Microsoft names its price for Windows 7, along with a limited-time discount offer
The company has revealed details about consumer pricing and an upgrade program for new PC buyers.
- By Kurt Mackie
- Jun 26, 2009
Microsoft has released details about Windows 7 pricing, an upgrade program for new PC buyers and a limited-time discount offer that starts June 26.
Windows 7, Microsoft newest operating system, is scheduled for general availability on Oct. 22, but Microsoft is laying out some incentives in the interim for consumers and small business customers.
On June 26, Microsoft will offer discounts of more than 50 percent for those willing to pre-order Windows 7 in certain markets. U.S. buyers can pre-order Windows 7 Home Premium for $49.99 or Windows 7 Professional for $99.99. This discount offer ends on July 11 in the United States and Canada. It ends on July 5 in Japan.
More on this topic from GCN:
Windows 7 could arrive with security settings ready
Microsoft executive: Business adoption of Windows 7 to start in 2010
Windows 7 arriving in October
Microsoft clarifies Windows 7 downgrade plan
Microsoft promises better security with Windows 7
Multiple features can be disabled in Windows 7
Windows 7 'fake updates' are on the way
In the United Kingdom, France and Germany, the Windows 7 pre-order discount offer will begin on July 15 and end on Aug. 14.
The Windows 7 pre-order discounts are available while supplies last through retail outlets. The price will vary per country, according to the Windows blog. Those interested in pre-ordering Windows 7 can do so here.
Additionally, Microsoft is offering an "upgrade option program" for buyers of new Vista-based PCs from participating original equipment manufacturers (OEMs) or retailers. The Windows 7 upgrade option program starts on June 26 and will last until Jan. 31, 2010. Under this program, which will be in effect worldwide, buyers of new Vista-based PCs can get an upgrade to Windows 7 for little or no cost.
This upgrade applies to three Vista editions, including Home Premium, Business or Ultimate. Users will get an upgrade only to the corresponding Windows 7 edition — that is, Home Premium, Professional or Ultimate.
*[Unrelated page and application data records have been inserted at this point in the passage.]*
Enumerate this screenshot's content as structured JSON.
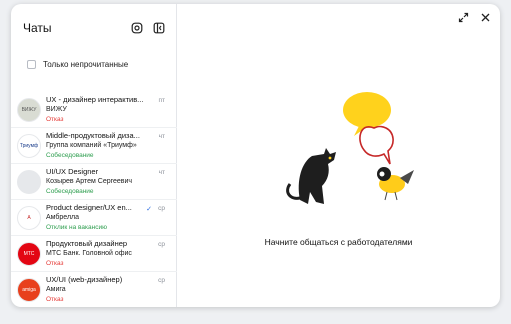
{
  "header": {
    "title": "Чаты"
  },
  "filter": {
    "label": "Только непрочитанные"
  },
  "chats": [
    {
      "position": "UX - дизайнер интерактив...",
      "company": "ВИЖУ",
      "status": "Отказ",
      "status_color": "#e53935",
      "date": "пт",
      "logo_text": "ВИЖУ",
      "logo_bg": "#d9dcd3",
      "logo_fg": "#555"
    },
    {
      "position": "Middle-продуктовый диза...",
      "company": "Группа компаний «Триумф»",
      "status": "Собеседование",
      "status_color": "#2e9e4f",
      "date": "чт",
      "logo_text": "Триумф",
      "logo_bg": "#ffffff",
      "logo_fg": "#1d3f8c"
    },
    {
      "position": "UI/UX Designer",
      "company": "Козырев Артем Сергеевич",
      "status": "Собеседование",
      "status_color": "#2e9e4f",
      "date": "чт",
      "logo_text": "",
      "logo_bg": "#e6e8eb",
      "logo_fg": "#999"
    },
    {
      "position": "Product designer/UX en...",
      "company": "Амбрелла",
      "status": "Отклик на вакансию",
      "status_color": "#2e9e4f",
      "date": "ср",
      "check": "✓",
      "logo_text": "A",
      "logo_bg": "#ffffff",
      "logo_fg": "#c62828"
    },
    {
      "position": "Продуктовый дизайнер",
      "company": "МТС Банк. Головной офис",
      "status": "Отказ",
      "status_color": "#e53935",
      "date": "ср",
      "logo_text": "МТС",
      "logo_bg": "#e30613",
      "logo_fg": "#ffffff"
    },
    {
      "position": "UX/UI (web-дизайнер)",
      "company": "Амига",
      "status": "Отказ",
      "status_color": "#e53935",
      "date": "ср",
      "logo_text": "amiga",
      "logo_bg": "#e8401c",
      "logo_fg": "#ffffff"
    }
  ],
  "empty_state": {
    "text": "Начните общаться с работодателями"
  }
}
OEMs will ship PCs with Windows 7 in all languages on Oct. 22. The retail copies of Windows 7 will arrive a little later for some countries, but by Oct. 31, Windows 7 will be available in all languages, the Windows blog explained.
Because Microsoft cannot release the retail upgrade version of Windows 7E (for Europe) by the Oct. 22 general availability date, the company plans to offer the full-packaged version of Windows 7E on that date, but at the upgrade price, according to Brad Brooks, Microsoft's corporate vice president for Windows consumer marketing, in a Microsoft interview.
The Windows 7E version is expected to omit Internet Explorer 8. Microsoft is currently involved with a dispute with the European Commission, which sees the bundling of IE with Windows as anti-competitive behavior in Europe.
Finally, Microsoft provided pricing for Windows 7 when it becomes available on Oct. 22. Consumers who skipped Vista will find a hefty price tag awaiting them. The retail cost for the full Windows 7 Home Premium package costs nearly $200. Prices for Vista upgrades are lower. Microsoft officials said that the Home Premium upgrade price of Windows 7 is 10 percent lower than its Vista counterpart.
Estimated U.S. retail pricing for Windows 7 is described below.
Upgrade Windows 7:
- Home Premium: $119.99
- Windows 7 Professional: $199.99
- Windows 7 Ultimate: $219.99
Full-packaged Windows 7:
- Windows 7 Home Premium: $199.99
- Windows 7 Professional: $299.99
- Windows 7 Ultimate: $319.99
Microsoft didn't disclose whether the pricing for Windows 7 would be different for low-cost netbook computers running the new OS. Currently, Microsoft just licenses its venerable Windows XP Home edition to OEMs for netbooks.
From an accounting perspective, Microsoft plans to treat income from its upgrade option program as the sales of two OS products, splitting revenue from Vista and Windows 7 on a 50-50 basis. So, about 50 percent of its Windows revenue will be deferred for accounting purposes, according to Frank Brod, Microsoft's corporate vice president of finance and administration and chief accounting officer. To provide perspective, Brod explained in a conference call that the previous upgrade option program for Vista had deferred about $1 billion dollars in revenue.
As a reminder, the Windows 7 beta expires on July 1, but people can still upgrade to the Windows 7 release candidate (RC), according to this blog. A TechNet blog post says the RC can be downloaded until Aug. 9.
Kurt Mackie is senior news producer for the 1105 Enterprise Computing Group.